* **Problem to work on**: All records given below must be printed word for word.

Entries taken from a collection
━━━━━━━━━━━━━━━━━━━━
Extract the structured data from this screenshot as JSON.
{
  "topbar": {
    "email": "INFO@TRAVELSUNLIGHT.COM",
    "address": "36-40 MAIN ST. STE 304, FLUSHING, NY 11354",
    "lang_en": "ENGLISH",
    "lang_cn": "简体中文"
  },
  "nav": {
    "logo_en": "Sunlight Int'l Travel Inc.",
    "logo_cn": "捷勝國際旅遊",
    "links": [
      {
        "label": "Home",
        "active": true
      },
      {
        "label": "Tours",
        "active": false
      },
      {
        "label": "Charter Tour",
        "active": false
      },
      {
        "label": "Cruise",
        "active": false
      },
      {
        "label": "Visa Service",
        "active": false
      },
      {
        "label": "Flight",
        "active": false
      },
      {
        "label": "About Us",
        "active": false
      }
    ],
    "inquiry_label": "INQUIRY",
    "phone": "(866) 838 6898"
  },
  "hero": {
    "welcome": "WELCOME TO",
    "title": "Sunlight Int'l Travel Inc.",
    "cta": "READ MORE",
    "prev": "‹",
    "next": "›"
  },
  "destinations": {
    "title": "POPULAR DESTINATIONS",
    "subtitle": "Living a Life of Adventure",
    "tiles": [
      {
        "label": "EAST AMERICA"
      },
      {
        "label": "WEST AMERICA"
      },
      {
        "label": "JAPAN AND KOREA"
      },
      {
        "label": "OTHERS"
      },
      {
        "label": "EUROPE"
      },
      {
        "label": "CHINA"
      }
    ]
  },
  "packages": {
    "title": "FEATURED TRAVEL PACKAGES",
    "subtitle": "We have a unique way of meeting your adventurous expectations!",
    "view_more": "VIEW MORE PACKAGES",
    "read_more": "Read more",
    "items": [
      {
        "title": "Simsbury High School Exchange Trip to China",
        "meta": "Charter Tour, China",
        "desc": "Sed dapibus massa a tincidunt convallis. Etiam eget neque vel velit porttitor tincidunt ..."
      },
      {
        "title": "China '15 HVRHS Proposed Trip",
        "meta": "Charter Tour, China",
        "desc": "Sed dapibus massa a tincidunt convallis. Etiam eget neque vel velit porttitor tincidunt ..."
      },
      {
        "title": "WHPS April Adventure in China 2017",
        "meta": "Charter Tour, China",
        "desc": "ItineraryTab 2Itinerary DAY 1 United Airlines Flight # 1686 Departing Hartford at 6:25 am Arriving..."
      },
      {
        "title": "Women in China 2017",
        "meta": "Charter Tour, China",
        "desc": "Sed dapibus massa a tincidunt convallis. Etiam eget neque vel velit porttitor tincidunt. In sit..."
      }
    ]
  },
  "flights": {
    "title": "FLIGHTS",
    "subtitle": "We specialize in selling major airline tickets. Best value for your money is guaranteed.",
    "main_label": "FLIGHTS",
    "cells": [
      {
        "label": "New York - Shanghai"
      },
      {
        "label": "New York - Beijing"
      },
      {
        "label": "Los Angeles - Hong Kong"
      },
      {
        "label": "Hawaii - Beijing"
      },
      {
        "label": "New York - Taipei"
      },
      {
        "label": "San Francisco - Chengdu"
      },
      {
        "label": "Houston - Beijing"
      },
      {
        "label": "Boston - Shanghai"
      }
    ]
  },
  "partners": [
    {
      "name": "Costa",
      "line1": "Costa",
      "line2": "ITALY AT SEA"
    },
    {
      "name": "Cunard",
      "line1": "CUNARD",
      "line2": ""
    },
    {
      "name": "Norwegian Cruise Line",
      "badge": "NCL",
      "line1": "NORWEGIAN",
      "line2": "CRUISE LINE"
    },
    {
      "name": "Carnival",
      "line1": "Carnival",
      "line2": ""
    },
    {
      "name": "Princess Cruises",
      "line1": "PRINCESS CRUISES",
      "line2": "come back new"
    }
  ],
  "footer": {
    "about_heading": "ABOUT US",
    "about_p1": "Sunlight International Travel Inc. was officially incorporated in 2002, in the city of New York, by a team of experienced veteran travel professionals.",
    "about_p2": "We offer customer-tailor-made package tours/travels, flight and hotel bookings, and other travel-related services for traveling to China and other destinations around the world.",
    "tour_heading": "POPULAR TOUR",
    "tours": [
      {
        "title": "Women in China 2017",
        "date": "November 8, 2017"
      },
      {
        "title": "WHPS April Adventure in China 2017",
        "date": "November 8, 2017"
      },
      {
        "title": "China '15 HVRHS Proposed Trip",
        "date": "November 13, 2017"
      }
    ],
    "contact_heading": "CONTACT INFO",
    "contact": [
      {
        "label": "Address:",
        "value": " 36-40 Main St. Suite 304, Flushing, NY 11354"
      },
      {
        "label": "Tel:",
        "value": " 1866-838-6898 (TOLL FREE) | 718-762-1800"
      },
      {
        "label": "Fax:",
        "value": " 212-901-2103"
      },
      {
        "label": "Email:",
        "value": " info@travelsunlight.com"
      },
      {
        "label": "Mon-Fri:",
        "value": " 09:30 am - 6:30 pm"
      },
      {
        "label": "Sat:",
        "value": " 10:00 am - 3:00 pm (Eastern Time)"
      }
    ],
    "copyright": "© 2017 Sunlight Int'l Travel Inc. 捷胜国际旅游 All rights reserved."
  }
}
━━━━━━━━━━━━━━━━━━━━
* **Reply**:
Extract the structured data from this screenshot as JSON.
{
  "topbar": {
    "email": "INFO@TRAVELSUNLIGHT.COM",
    "address": "36-40 MAIN ST. STE 304, FLUSHING, NY 11354",
    "lang_en": "ENGLISH",
    "lang_cn": "简体中文"
  },
  "nav": {
    "logo_en": "Sunlight Int'l Travel Inc.",
    "logo_cn": "捷勝國際旅遊",
    "links": [
      {
        "label": "Home",
        "active": true
      },
      {
        "label": "Tours",
        "active": false
      },
      {
        "label": "Charter Tour",
        "active": false
      },
      {
        "label": "Cruise",
        "active": false
      },
      {
        "label": "Visa Service",
        "active": false
      },
      {
        "label": "Flight",
        "active": false
      },
      {
        "label": "About Us",
        "active": false
      }
    ],
    "inquiry_label": "INQUIRY",
    "phone": "(866) 838 6898"
  },
  "hero": {
    "welcome": "WELCOME TO",
    "title": "Sunlight Int'l Travel Inc.",
    "cta": "READ MORE",
    "prev": "‹",
    "next": "›"
  },
  "destinations": {
    "title": "POPULAR DESTINATIONS",
    "subtitle": "Living a Life of Adventure",
    "tiles": [
      {
        "label": "EAST AMERICA"
      },
      {
        "label": "WEST AMERICA"
      },
      {
        "label": "JAPAN AND KOREA"
      },
      {
        "label": "OTHERS"
      },
      {
        "label": "EUROPE"
      },
      {
        "label": "CHINA"
      }
    ]
  },
  "packages": {
    "title": "FEATURED TRAVEL PACKAGES",
    "subtitle": "We have a unique way of meeting your adventurous expectations!",
    "view_more": "VIEW MORE PACKAGES",
    "read_more": "Read more",
    "items": [
      {
        "title": "Simsbury High School Exchange Trip to China",
        "meta": "Charter Tour, China",
        "desc": "Sed dapibus massa a tincidunt convallis. Etiam eget neque vel velit porttitor tincidunt ..."
      },
      {
        "title": "China '15 HVRHS Proposed Trip",
        "meta": "Charter Tour, China",
        "desc": "Sed dapibus massa a tincidunt convallis. Etiam eget neque vel velit porttitor tincidunt ..."
      },
      {
        "title": "WHPS April Adventure in China 2017",
        "meta": "Charter Tour, China",
        "desc": "ItineraryTab 2Itinerary DAY 1 United Airlines Flight # 1686 Departing Hartford at 6:25 am Arriving..."
      },
      {
        "title": "Women in China 2017",
        "meta": "Charter Tour, China",
        "desc": "Sed dapibus massa a tincidunt convallis. Etiam eget neque vel velit porttitor tincidunt. In sit..."
      }
    ]
  },
  "flights": {
    "title": "FLIGHTS",
    "subtitle": "We specialize in selling major airline tickets. Best value for your money is guaranteed.",
    "main_label": "FLIGHTS",
    "cells": [
      {
        "label": "New York - Shanghai"
      },
      {
        "label": "New York - Beijing"
      },
      {
        "label": "Los Angeles - Hong Kong"
      },
      {
        "label": "Hawaii - Beijing"
      },
      {
        "label": "New York - Taipei"
      },
      {
        "label": "San Francisco - Chengdu"
      },
      {
        "label": "Houston - Beijing"
      },
      {
        "label": "Boston - Shanghai"
      }
    ]
  },
  "partners": [
    {
      "name": "Costa",
      "line1": "Costa",
      "line2": "ITALY AT SEA"
    },
    {
      "name": "Cunard",
      "line1": "CUNARD",
      "line2": ""
    },
    {
      "name": "Norwegian Cruise Line",
      "badge": "NCL",
      "line1": "NORWEGIAN",
      "line2": "CRUISE LINE"
    },
    {
      "name": "Carnival",
      "line1": "Carnival",
      "line2": ""
    },
    {
      "name": "Princess Cruises",
      "line1": "PRINCESS CRUISES",
      "line2": "come back new"
    }
  ],
  "footer": {
    "about_heading": "ABOUT US",
    "about_p1": "Sunlight International Travel Inc. was officially incorporated in 2002, in the city of New York, by a team of experienced veteran travel professionals.",
    "about_p2": "We offer customer-tailor-made package tours/travels, flight and hotel bookings, and other travel-related services for traveling to China and other destinations around the world.",
    "tour_heading": "POPULAR TOUR",
    "tours": [
      {
        "title": "Women in China 2017",
        "date": "November 8, 2017"
      },
      {
        "title": "WHPS April Adventure in China 2017",
        "date": "November 8, 2017"
      },
      {
        "title": "China '15 HVRHS Proposed Trip",
        "date": "November 13, 2017"
      }
    ],
    "contact_heading": "CONTACT INFO",
    "contact": [
      {
        "label": "Address:",
        "value": " 36-40 Main St. Suite 304, Flushing, NY 11354"
      },
      {
        "label": "Tel:",
        "value": " 1866-838-6898 (TOLL FREE) | 718-762-1800"
      },
      {
        "label": "Fax:",
        "value": " 212-901-2103"
      },
      {
        "label": "Email:",
        "value": " info@travelsunlight.com"
      },
      {
        "label": "Mon-Fri:",
        "value": " 09:30 am - 6:30 pm"
      },
      {
        "label": "Sat:",
        "value": " 10:00 am - 3:00 pm (Eastern Time)"
      }
    ],
    "copyright": "© 2017 Sunlight Int'l Travel Inc. 捷胜国际旅游 All rights reserved."
  }
}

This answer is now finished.